1. What comes to mind when you hear the abbreviation ‘OK’?
2. Are you okay?
3. Is the word ‘OK’ used in your language?
4. Do I look OK?
5. Do you think ‘OK’ is a useful abbreviation?
6. Name something you’re just OK at doing.
7. What things are not OK to do in your house?
8. Is everything okay in your country at the moment?
OK is thought to be the most widely recognized word on the planet. We use it to communicate with each
Young intellectuals in Boston came up with several of these abbreviations, including “KC” for “knuff ced,” “OW” for “oll wright,” and KY for “know yuse.” But thanks to its appearance in Martin Van Buren’s 1840 presidential re-election campaign as the incumbents new nickname, Old Kinderhook, OK outlived its abbreviated comrades.

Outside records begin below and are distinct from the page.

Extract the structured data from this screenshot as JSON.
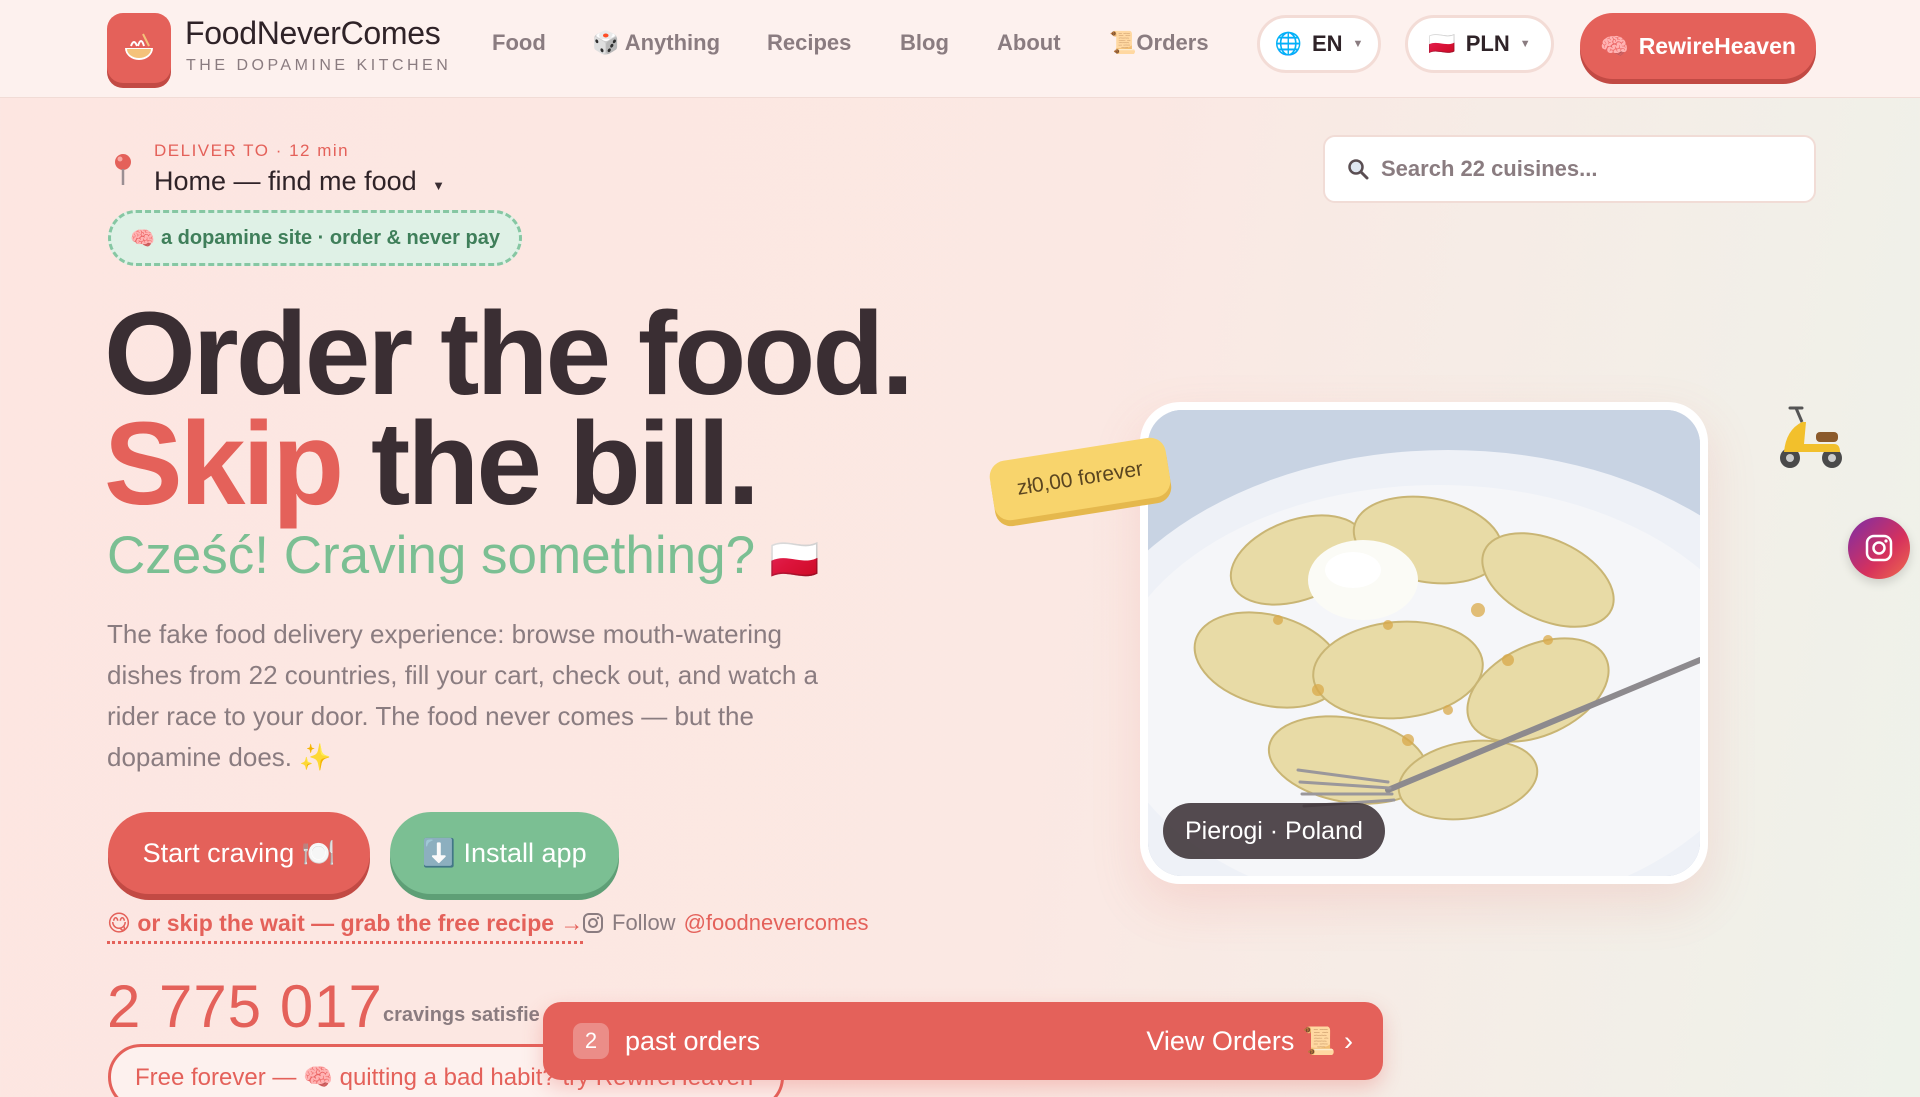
{
  "nav": {
    "brand_name": "FoodNeverComes",
    "brand_tagline": "THE DOPAMINE KITCHEN",
    "logo_icon": "ramen-bowl-icon",
    "links": [
      {
        "label": "Food",
        "icon": ""
      },
      {
        "label": "Anything",
        "icon": "🎲"
      },
      {
        "label": "Recipes",
        "icon": ""
      },
      {
        "label": "Blog",
        "icon": ""
      },
      {
        "label": "About",
        "icon": ""
      },
      {
        "label": "Orders",
        "icon": "📜"
      }
    ],
    "language": {
      "label": "EN",
      "icon": "🌐"
    },
    "currency": {
      "label": "PLN",
      "flag": "🇵🇱"
    },
    "cta": {
      "label": "RewireHeaven",
      "icon": "🧠"
    }
  },
  "deliver": {
    "label": "DELIVER TO · 12 min",
    "address": "Home — find me food"
  },
  "search": {
    "placeholder": "Search 22 cuisines..."
  },
  "hero": {
    "tagline_icon": "🧠",
    "tagline": "a dopamine site · order & never pay",
    "headline_line1": "Order the food.",
    "headline_skip": "Skip",
    "headline_rest": " the bill.",
    "greeting": "Cześć! Craving something?",
    "greeting_flag": "🇵🇱",
    "description": "The fake food delivery experience: browse mouth-watering dishes from 22 countries, fill your cart, check out, and watch a rider race to your door. The food never comes — but the dopamine does. ✨",
    "primary_button": "Start craving 🍽️",
    "secondary_button": "⬇️ Install app",
    "skip_link": "😋 or skip the wait — grab the free recipe →",
    "follow_label": "Follow",
    "follow_handle": "@foodnevercomes",
    "counter_value": "2 775 017",
    "counter_label": "cravings satisfie",
    "free_pill": "Free forever — 🧠 quitting a bad habit? try RewireHeaven"
  },
  "featured": {
    "price_tag": "zł0,00 forever",
    "caption": "Pierogi · Poland"
  },
  "orders_bar": {
    "count": "2",
    "text": "past orders",
    "link_label": "View Orders",
    "link_icon": "📜",
    "chevron": "›"
  },
  "colors": {
    "accent": "#e4615a",
    "green": "#7bbf93",
    "text": "#3a2e33",
    "muted": "#8a7c80"
  }
}
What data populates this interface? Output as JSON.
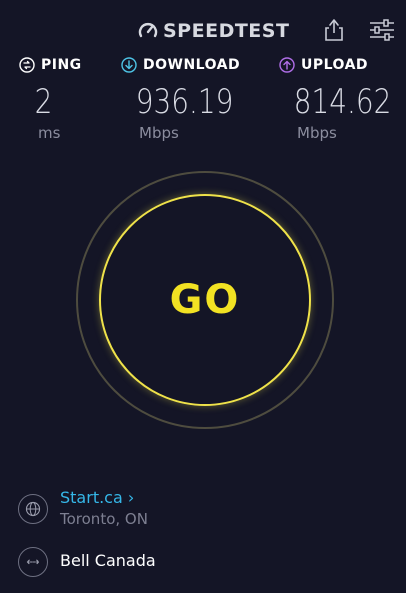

Later, widespread use by early telegraph operators caused OK to go mainstream, and its original purpose as a neutral affirmative is still how we use it today.